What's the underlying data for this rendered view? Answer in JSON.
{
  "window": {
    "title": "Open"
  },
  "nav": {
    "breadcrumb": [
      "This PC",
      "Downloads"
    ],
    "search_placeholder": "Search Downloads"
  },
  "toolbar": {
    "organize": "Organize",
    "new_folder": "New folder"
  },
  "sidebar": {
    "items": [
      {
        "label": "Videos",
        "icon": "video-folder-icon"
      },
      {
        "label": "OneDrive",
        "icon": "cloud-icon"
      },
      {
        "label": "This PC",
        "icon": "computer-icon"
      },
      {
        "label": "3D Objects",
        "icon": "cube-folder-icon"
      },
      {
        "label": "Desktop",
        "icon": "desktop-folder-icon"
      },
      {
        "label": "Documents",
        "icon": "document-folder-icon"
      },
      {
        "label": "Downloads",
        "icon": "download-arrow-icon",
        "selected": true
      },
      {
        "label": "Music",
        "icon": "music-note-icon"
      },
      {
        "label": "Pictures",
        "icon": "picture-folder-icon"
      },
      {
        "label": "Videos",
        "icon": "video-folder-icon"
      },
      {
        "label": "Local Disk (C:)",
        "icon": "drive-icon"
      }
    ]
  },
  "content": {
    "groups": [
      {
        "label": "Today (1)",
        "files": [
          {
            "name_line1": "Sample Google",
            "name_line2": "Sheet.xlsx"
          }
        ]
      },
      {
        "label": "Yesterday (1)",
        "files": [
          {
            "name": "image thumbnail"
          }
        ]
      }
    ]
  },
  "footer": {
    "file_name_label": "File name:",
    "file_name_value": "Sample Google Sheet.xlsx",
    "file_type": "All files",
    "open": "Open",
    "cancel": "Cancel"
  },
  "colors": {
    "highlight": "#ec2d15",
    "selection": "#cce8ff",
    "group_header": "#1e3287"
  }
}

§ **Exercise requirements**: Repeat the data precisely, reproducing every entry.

§ **Result for this exercise**:
What's the underlying data for this rendered view? Answer in JSON.
{
  "window": {
    "title": "Open"
  },
  "nav": {
    "breadcrumb": [
      "This PC",
      "Downloads"
    ],
    "search_placeholder": "Search Downloads"
  },
  "toolbar": {
    "organize": "Organize",
    "new_folder": "New folder"
  },
  "sidebar": {
    "items": [
      {
        "label": "Videos",
        "icon": "video-folder-icon"
      },
      {
        "label": "OneDrive",
        "icon": "cloud-icon"
      },
      {
        "label": "This PC",
        "icon": "computer-icon"
      },
      {
        "label": "3D Objects",
        "icon": "cube-folder-icon"
      },
      {
        "label": "Desktop",
        "icon": "desktop-folder-icon"
      },
      {
        "label": "Documents",
        "icon": "document-folder-icon"
      },
      {
        "label": "Downloads",
        "icon": "download-arrow-icon",
        "selected": true
      },
      {
        "label": "Music",
        "icon": "music-note-icon"
      },
      {
        "label": "Pictures",
        "icon": "picture-folder-icon"
      },
      {
        "label": "Videos",
        "icon": "video-folder-icon"
      },
      {
        "label": "Local Disk (C:)",
        "icon": "drive-icon"
      }
    ]
  },
  "content": {
    "groups": [
      {
        "label": "Today (1)",
        "files": [
          {
            "name_line1": "Sample Google",
            "name_line2": "Sheet.xlsx"
          }
        ]
      },
      {
        "label": "Yesterday (1)",
        "files": [
          {
            "name": "image thumbnail"
          }
        ]
      }
    ]
  },
  "footer": {
    "file_name_label": "File name:",
    "file_name_value": "Sample Google Sheet.xlsx",
    "file_type": "All files",
    "open": "Open",
    "cancel": "Cancel"
  },
  "colors": {
    "highlight": "#ec2d15",
    "selection": "#cce8ff",
    "group_header": "#1e3287"
  }
}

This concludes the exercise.